-- Task objective --
Each line below that contains the word "title" must be copied.

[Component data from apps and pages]
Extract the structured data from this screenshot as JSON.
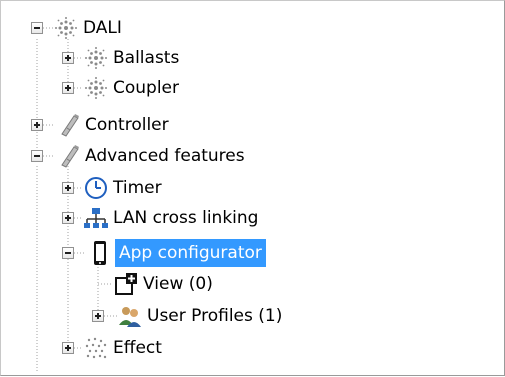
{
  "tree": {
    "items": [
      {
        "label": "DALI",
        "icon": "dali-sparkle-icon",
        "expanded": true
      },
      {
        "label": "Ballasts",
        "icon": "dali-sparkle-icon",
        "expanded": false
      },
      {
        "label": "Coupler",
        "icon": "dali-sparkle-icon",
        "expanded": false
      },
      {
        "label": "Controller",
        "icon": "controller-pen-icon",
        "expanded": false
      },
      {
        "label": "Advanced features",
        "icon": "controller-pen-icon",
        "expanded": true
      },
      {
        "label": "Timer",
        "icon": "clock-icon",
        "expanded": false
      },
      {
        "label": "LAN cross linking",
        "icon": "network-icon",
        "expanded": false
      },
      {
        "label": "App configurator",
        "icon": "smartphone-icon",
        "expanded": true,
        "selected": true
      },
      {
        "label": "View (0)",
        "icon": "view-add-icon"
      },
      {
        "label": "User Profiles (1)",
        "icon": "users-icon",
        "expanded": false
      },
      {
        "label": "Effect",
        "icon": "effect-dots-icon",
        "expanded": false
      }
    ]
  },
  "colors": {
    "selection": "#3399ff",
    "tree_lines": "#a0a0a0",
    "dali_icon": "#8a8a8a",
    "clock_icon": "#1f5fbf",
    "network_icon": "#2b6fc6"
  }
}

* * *

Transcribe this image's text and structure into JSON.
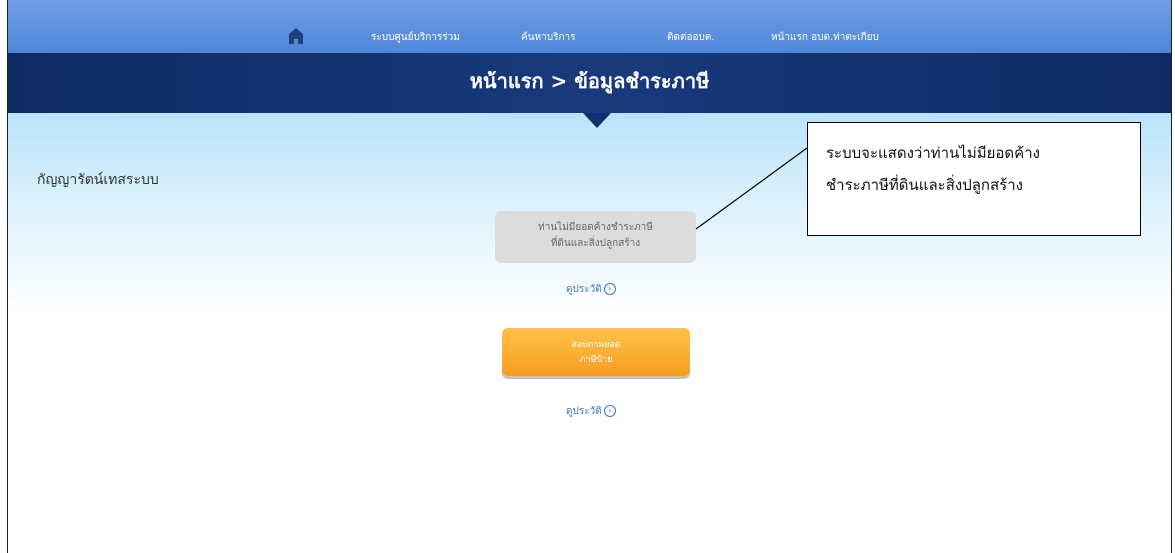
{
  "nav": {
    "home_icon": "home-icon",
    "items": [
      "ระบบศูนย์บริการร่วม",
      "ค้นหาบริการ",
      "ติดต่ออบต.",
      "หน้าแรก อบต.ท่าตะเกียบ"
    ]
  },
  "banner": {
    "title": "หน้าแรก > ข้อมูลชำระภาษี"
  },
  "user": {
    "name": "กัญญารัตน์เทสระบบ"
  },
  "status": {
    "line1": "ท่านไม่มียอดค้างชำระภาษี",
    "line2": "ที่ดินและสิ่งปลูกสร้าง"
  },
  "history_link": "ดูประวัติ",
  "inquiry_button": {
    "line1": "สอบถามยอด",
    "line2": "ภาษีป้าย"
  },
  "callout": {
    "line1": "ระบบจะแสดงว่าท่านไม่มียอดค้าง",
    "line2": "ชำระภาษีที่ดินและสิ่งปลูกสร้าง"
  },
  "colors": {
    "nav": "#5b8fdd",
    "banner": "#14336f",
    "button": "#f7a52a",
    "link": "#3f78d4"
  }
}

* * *

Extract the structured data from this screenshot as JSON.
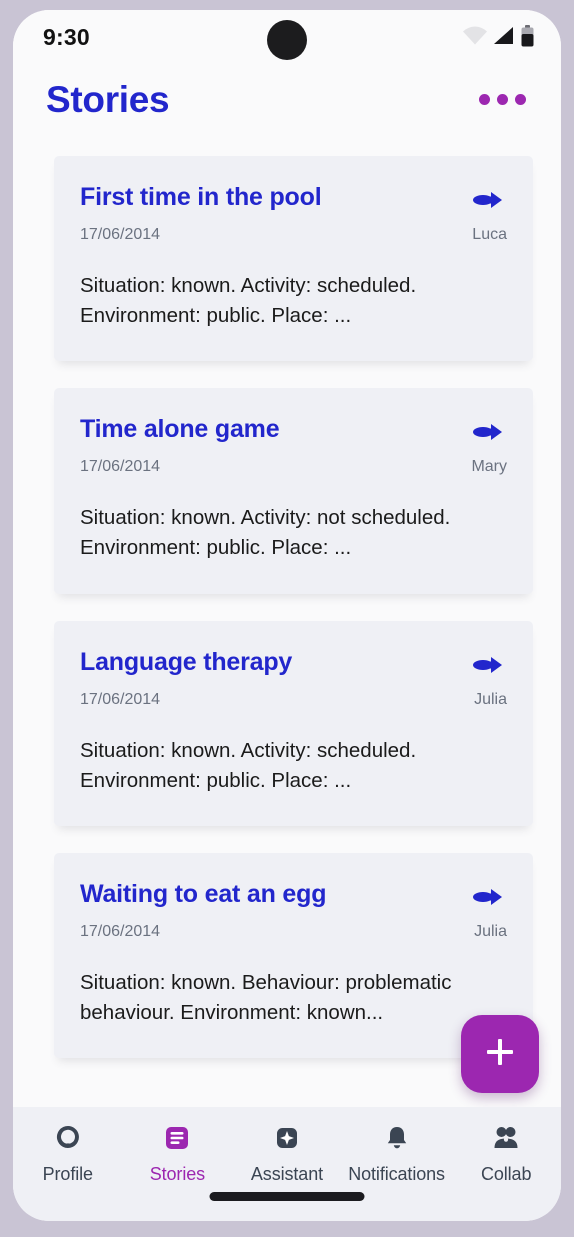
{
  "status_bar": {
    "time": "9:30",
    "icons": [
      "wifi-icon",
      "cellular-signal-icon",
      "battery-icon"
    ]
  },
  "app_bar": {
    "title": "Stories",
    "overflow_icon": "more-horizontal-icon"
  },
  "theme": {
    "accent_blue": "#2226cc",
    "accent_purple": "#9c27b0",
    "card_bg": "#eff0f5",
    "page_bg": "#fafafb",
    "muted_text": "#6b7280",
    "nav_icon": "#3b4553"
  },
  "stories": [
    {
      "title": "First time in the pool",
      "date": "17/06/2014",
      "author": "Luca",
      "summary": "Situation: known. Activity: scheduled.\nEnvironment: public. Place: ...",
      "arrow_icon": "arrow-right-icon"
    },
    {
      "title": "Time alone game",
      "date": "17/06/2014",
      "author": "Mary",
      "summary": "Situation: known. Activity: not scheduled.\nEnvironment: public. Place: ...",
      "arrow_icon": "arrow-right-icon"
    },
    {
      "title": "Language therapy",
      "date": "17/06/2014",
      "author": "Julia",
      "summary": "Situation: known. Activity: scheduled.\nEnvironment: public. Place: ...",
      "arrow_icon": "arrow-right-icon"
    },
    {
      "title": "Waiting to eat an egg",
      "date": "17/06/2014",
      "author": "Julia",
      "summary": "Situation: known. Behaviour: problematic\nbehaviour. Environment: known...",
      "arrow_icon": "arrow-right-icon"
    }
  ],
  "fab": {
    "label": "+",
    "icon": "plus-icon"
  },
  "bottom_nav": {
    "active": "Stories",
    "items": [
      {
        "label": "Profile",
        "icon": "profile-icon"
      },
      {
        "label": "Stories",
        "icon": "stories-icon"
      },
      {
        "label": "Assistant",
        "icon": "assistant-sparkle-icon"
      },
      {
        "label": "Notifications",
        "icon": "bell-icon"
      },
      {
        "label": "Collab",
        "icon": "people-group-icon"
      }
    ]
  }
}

-- Result of the exercise --
    "title": "หน้าแรก > ข้อมูลชำระภาษี"
    "title": "Stories",
      "title": "First time in the pool",
      "title": "Time alone game",
      "title": "Language therapy",
      "title": "Waiting to eat an egg",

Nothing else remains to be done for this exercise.